WORK ORDER ▸
Copy out every line below without alteration.

DATA EXCERPTS ▸
------------------------------------------------------------

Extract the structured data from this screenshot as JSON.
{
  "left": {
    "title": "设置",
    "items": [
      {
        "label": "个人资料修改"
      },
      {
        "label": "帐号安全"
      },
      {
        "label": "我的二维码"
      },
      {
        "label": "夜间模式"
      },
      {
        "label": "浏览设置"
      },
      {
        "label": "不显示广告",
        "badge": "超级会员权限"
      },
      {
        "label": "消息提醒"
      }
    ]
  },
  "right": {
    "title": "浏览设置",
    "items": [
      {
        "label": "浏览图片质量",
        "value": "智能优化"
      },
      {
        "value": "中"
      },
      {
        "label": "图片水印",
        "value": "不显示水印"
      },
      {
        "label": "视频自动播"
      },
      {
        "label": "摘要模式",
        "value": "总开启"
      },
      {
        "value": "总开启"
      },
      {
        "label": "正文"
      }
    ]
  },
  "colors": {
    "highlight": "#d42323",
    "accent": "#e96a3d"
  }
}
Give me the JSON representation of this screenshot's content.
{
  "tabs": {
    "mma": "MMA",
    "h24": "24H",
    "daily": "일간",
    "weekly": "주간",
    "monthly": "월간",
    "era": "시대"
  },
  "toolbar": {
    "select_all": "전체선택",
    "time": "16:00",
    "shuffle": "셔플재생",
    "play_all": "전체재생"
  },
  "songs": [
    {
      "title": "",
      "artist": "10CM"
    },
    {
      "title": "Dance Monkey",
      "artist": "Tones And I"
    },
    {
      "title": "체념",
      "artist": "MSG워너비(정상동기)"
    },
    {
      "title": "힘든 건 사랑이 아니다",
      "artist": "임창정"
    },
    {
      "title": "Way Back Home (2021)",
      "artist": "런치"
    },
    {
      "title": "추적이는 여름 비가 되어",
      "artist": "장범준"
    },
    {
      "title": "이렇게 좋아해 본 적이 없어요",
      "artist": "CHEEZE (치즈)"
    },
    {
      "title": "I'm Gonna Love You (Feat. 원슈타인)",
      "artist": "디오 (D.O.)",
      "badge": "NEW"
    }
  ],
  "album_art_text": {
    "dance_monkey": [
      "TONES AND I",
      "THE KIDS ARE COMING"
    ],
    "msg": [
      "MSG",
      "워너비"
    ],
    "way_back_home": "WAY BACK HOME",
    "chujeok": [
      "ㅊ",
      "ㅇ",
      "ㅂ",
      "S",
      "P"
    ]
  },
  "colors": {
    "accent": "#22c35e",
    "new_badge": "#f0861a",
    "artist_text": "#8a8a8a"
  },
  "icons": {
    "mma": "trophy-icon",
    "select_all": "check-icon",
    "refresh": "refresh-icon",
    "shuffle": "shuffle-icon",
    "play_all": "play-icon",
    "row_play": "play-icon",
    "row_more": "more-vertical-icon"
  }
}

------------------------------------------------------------

EXERCISE SOLUTION ▸
Extract the structured data from this screenshot as JSON.
{
  "left": {
    "title": "设置",
    "items": [
      {
        "label": "个人资料修改"
      },
      {
        "label": "帐号安全"
      },
      {
        "label": "我的二维码"
      },
      {
        "label": "夜间模式"
      },
      {
        "label": "浏览设置"
      },
      {
        "label": "不显示广告",
        "badge": "超级会员权限"
      },
      {
        "label": "消息提醒"
      }
    ]
  },
  "right": {
    "title": "浏览设置",
    "items": [
      {
        "label": "浏览图片质量",
        "value": "智能优化"
      },
      {
        "value": "中"
      },
      {
        "label": "图片水印",
        "value": "不显示水印"
      },
      {
        "label": "视频自动播"
      },
      {
        "label": "摘要模式",
        "value": "总开启"
      },
      {
        "value": "总开启"
      },
      {
        "label": "正文"
      }
    ]
  },
  "colors": {
    "highlight": "#d42323",
    "accent": "#e96a3d"
  }
}
Give me the JSON representation of this screenshot's content.
{
  "tabs": {
    "mma": "MMA",
    "h24": "24H",
    "daily": "일간",
    "weekly": "주간",
    "monthly": "월간",
    "era": "시대"
  },
  "toolbar": {
    "select_all": "전체선택",
    "time": "16:00",
    "shuffle": "셔플재생",
    "play_all": "전체재생"
  },
  "songs": [
    {
      "title": "",
      "artist": "10CM"
    },
    {
      "title": "Dance Monkey",
      "artist": "Tones And I"
    },
    {
      "title": "체념",
      "artist": "MSG워너비(정상동기)"
    },
    {
      "title": "힘든 건 사랑이 아니다",
      "artist": "임창정"
    },
    {
      "title": "Way Back Home (2021)",
      "artist": "런치"
    },
    {
      "title": "추적이는 여름 비가 되어",
      "artist": "장범준"
    },
    {
      "title": "이렇게 좋아해 본 적이 없어요",
      "artist": "CHEEZE (치즈)"
    },
    {
      "title": "I'm Gonna Love You (Feat. 원슈타인)",
      "artist": "디오 (D.O.)",
      "badge": "NEW"
    }
  ],
  "album_art_text": {
    "dance_monkey": [
      "TONES AND I",
      "THE KIDS ARE COMING"
    ],
    "msg": [
      "MSG",
      "워너비"
    ],
    "way_back_home": "WAY BACK HOME",
    "chujeok": [
      "ㅊ",
      "ㅇ",
      "ㅂ",
      "S",
      "P"
    ]
  },
  "colors": {
    "accent": "#22c35e",
    "new_badge": "#f0861a",
    "artist_text": "#8a8a8a"
  },
  "icons": {
    "mma": "trophy-icon",
    "select_all": "check-icon",
    "refresh": "refresh-icon",
    "shuffle": "shuffle-icon",
    "play_all": "play-icon",
    "row_play": "play-icon",
    "row_more": "more-vertical-icon"
  }
}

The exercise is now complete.